• [Information]
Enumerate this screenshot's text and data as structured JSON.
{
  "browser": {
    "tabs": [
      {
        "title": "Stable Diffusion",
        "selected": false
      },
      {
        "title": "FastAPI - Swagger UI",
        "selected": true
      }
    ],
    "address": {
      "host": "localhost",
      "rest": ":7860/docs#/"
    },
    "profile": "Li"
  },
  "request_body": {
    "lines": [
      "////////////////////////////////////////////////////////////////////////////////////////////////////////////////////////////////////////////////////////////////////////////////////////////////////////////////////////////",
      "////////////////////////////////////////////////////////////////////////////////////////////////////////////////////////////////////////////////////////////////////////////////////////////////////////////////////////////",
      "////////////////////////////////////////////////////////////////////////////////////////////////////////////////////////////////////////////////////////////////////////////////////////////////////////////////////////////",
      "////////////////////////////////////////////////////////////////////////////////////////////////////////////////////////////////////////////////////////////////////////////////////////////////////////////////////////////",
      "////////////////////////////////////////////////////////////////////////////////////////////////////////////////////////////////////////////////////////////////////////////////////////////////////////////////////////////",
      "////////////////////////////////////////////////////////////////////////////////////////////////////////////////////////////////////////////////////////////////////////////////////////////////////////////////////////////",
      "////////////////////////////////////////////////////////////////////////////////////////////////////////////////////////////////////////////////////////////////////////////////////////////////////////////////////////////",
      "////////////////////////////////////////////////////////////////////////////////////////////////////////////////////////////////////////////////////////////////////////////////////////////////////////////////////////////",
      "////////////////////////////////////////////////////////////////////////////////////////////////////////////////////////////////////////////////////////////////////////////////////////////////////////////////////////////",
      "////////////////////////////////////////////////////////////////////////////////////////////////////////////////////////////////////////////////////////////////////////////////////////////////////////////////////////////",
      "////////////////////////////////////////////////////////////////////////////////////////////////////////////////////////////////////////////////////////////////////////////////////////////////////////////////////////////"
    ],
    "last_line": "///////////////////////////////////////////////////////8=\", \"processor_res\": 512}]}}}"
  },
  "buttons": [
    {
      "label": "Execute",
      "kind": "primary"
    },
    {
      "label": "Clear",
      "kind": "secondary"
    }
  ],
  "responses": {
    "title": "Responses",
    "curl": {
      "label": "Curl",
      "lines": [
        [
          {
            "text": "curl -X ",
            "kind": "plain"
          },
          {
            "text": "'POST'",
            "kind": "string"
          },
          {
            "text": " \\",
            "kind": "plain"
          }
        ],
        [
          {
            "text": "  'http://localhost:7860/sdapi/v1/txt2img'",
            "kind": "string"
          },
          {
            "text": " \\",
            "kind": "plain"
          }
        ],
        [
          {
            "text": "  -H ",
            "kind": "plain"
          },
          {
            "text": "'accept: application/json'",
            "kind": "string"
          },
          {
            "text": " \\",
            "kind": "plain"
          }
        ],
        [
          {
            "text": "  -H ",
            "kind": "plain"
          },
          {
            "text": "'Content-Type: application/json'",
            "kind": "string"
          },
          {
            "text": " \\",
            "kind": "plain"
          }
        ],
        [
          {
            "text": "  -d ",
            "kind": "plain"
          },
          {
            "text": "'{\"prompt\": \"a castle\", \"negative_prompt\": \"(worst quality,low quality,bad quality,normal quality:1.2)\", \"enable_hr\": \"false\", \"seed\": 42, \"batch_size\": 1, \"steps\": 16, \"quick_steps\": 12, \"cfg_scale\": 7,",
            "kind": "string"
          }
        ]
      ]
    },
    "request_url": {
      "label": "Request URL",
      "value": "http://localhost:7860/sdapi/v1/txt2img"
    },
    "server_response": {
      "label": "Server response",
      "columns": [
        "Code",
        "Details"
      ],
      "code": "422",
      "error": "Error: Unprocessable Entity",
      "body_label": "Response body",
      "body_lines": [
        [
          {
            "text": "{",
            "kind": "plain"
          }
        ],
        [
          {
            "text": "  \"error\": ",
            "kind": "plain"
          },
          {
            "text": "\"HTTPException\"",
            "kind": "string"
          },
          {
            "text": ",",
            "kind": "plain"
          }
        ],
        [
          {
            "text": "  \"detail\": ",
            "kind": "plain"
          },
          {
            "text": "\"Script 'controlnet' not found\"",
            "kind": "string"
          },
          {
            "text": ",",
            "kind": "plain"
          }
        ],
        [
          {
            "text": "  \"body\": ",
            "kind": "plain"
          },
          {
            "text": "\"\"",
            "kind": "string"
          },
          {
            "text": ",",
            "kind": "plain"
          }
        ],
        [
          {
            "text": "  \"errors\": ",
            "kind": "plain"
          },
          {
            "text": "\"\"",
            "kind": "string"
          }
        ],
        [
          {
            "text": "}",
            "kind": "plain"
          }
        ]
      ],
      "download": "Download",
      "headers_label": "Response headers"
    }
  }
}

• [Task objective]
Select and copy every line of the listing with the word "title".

• [Exercise answer]
        "title": "Stable Diffusion",
        "title": "FastAPI - Swagger UI",
    "title": "Responses",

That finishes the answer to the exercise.